Sometimes, the person we want to reconcile with is far away and we feel we have lost the chance to mend our relationship.
One of the deepest teachings given by the Buddha is that we should not be too sure of our own ideas. Don’t be fooled by your perceptions. Even if you are sure you are seeing clearly, check again. Keep an open mind. Be ready to let go of your views.
Sometimes we have the impression that someone intentionally wants to make us suffer. Believing this, we get very angry, even despairing, and we want to hurt that person in return, firmly convinced they are a threat to us. War is a product of this kind of misunderstanding and of fear on a large scale.
When we’re angry with someone, and we’ve tried many ways but have still not been able to resolve the difficulty, we can try offering the other person a gift. We prepare the gift in advance, when we’re happy, calm, and solid, and we hide it, ready for the time when we may need it. We don’t wait until we’re already angry because then we won’t feel like doing it. Then, when we’re angry, we can get it out of hiding and give it to the other person.
Part of acknowledging suffering is acknowledging we need help. It is much easier to practice compassion if you have the energy and support of a community. A community helps us not lose hope.
Creating happiness is an art. Living together is an art. Even with a lot of goodwill, you can still make the other person very unhappy. Goodwill is not enough. We need to know the art of making the other person happy.
Of course we have made mistakes. Of course we have not been very skillful. Of course we have made ourselves and the people around us suffer. But that does not prevent us from improving, from transforming, from beginning anew.
The Buddha said that if you have not suffered, there is no way you can learn. We learn by making mistakes.
Usually, when we lose something or someone, we begin to suffer. But while that something or someone is still there, we don’t appreciate them. Everything is of the nature to change. When we understand this, we appreciate the other person more deeply and we can do something today to make them happy, because we know tomorrow may be too late.
War is the fruit of our collective consciousness. If we wait until another war is imminent to begin to practice peace, it will be too late. Peace begins here, now.
Sometimes we’re eating a meal and we don’t even know who’s there eating with us. Our loved one is there physically but it’s as if she’s not truly there. To love someone, you need to be there one hundred percent. The mantra “I am here for you” says that I care about you, I enjoy being in your presence. It helps the other person to feel supported and happy.
Sometimes we forget about impermanence. We think that our loved one will be with us forever and we forget how precious her presence is in this moment.
Sometimes we are criticized. We do need a certain amount of feedback in order to help us progress, but it’s important not to be caught in the criticism and become paralyzed by it. You can say the mantra to yourself or out loud, “You are partly right.” It means: “Yes, I do manifest that unfortunate characteristic sometimes, but I am much more than that.

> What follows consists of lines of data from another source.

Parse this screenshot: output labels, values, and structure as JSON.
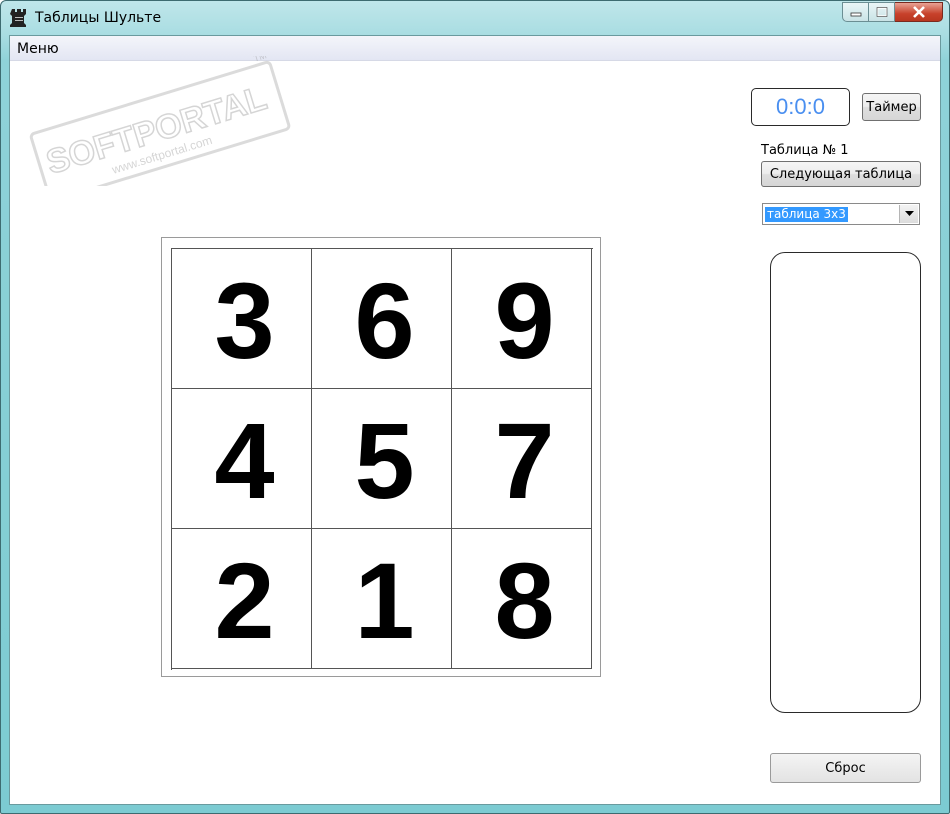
{
  "window": {
    "title": "Таблицы Шульте"
  },
  "menu": {
    "items": [
      "Меню"
    ]
  },
  "watermark": {
    "text": "SOFTPORTAL",
    "url": "www.softportal.com",
    "tm": "TM"
  },
  "grid": {
    "cells": [
      "3",
      "6",
      "9",
      "4",
      "5",
      "7",
      "2",
      "1",
      "8"
    ]
  },
  "timer": {
    "display": "0:0:0",
    "button_label": "Таймер"
  },
  "table": {
    "label": "Таблица № 1",
    "next_label": "Следующая таблица",
    "selected_option": "таблица 3х3"
  },
  "reset": {
    "label": "Сброс"
  },
  "colors": {
    "timer_text": "#4a8ff0",
    "selection": "#3399ff",
    "frame": "#8fd2d8"
  }
}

Beginning Anew is a practice to help resolve conflict or a difficulty when it arises. To begin anew is to look honestly at ourselves, at what we have thought, said, or done that has contributed to the conflict.
1. FLOWER WATERING We look deeply to see the positive qualities in the other person and express our appreciation for them. Share at least three positive qualities that you have observed in them and things for which you feel grateful. Be as concrete as possible. Sometimes we may need to water someone’s flowers for a long time to heal the relationship and build trust

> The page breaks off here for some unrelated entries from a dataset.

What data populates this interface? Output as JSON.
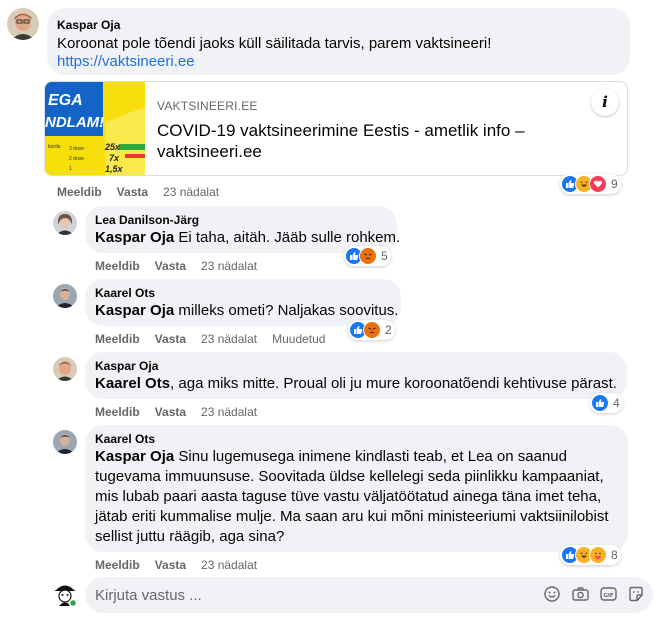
{
  "root_comment": {
    "author": "Kaspar Oja",
    "text": "Koroonat pole tõendi jaoks küll säilitada tarvis, parem vaktsineeri!",
    "link": "https://vaktsineeri.ee",
    "preview": {
      "site": "VAKTSINEERI.EE",
      "title": "COVID-19 vaktsineerimine Eestis - ametlik info – vaktsineeri.ee",
      "thumb_text_1": "EGA",
      "thumb_text_2": "NDLAM!",
      "thumb_values": [
        "25x",
        "7x",
        "1,5x"
      ],
      "thumb_row_labels": [
        "kordu",
        "3 dose",
        "2 dose",
        "1"
      ]
    },
    "like": "Meeldib",
    "reply": "Vasta",
    "time": "23 nädalat",
    "reactions": {
      "icons": [
        "like-icon",
        "haha-icon",
        "love-icon"
      ],
      "count": "9"
    }
  },
  "replies": [
    {
      "author": "Lea Danilson-Järg",
      "tag": "Kaspar Oja",
      "text": " Ei taha, aitäh. Jääb sulle rohkem.",
      "like": "Meeldib",
      "reply": "Vasta",
      "time": "23 nädalat",
      "edited": "",
      "reactions": {
        "icons": [
          "like-icon",
          "angry-icon"
        ],
        "count": "5"
      }
    },
    {
      "author": "Kaarel Ots",
      "tag": "Kaspar Oja",
      "text": " milleks ometi? Naljakas soovitus.",
      "like": "Meeldib",
      "reply": "Vasta",
      "time": "23 nädalat",
      "edited": "Muudetud",
      "reactions": {
        "icons": [
          "like-icon",
          "angry-icon"
        ],
        "count": "2"
      }
    },
    {
      "author": "Kaspar Oja",
      "tag": "Kaarel Ots",
      "text": ", aga miks mitte. Proual oli ju mure koroonatõendi kehtivuse pärast...",
      "like": "Meeldib",
      "reply": "Vasta",
      "time": "23 nädalat",
      "edited": "",
      "reactions": {
        "icons": [
          "like-icon"
        ],
        "count": "4"
      }
    },
    {
      "author": "Kaarel Ots",
      "tag": "Kaspar Oja",
      "text": " Sinu lugemusega inimene kindlasti teab, et Lea on saanud tugevama immuunsuse. Soovitada üldse kellelegi seda piinlikku kampaaniat, mis lubab paari aasta taguse tüve vastu väljatöötatud ainega täna imet teha, jätab eriti kummalise mulje. Ma saan aru kui mõni ministeeriumi vaktsiinilobist sellist juttu räägib, aga sina?",
      "like": "Meeldib",
      "reply": "Vasta",
      "time": "23 nädalat",
      "edited": "",
      "reactions": {
        "icons": [
          "like-icon",
          "haha-icon",
          "care-icon"
        ],
        "count": "8"
      }
    }
  ],
  "composer": {
    "placeholder": "Kirjuta vastus ...",
    "tools": [
      "emoji-icon",
      "camera-icon",
      "gif-icon",
      "sticker-icon"
    ]
  },
  "colors": {
    "like": "#1877f2",
    "love": "#f33e58",
    "haha": "#f7b125",
    "angry": "#e9710f",
    "link": "#216fdb",
    "muted": "#65676b",
    "bubble": "#f0f2f5"
  }
}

2. SHARING REGRETS We may mention any unskillfulness in our actions, speech, or thoughts that we have not yet had an opportunity to apologize for.
3. EXPRESSING HURT We may share how we felt hurt by another, due to their actions, speech, or thoughts. Before expressing a hurt, be aware that most of our perceptions are wrong. Often our difficulties and pain originate in the past, in early childhood.
4. ASKING FOR SUPPORT When we share our difficulties with the other person, we help them understand us better.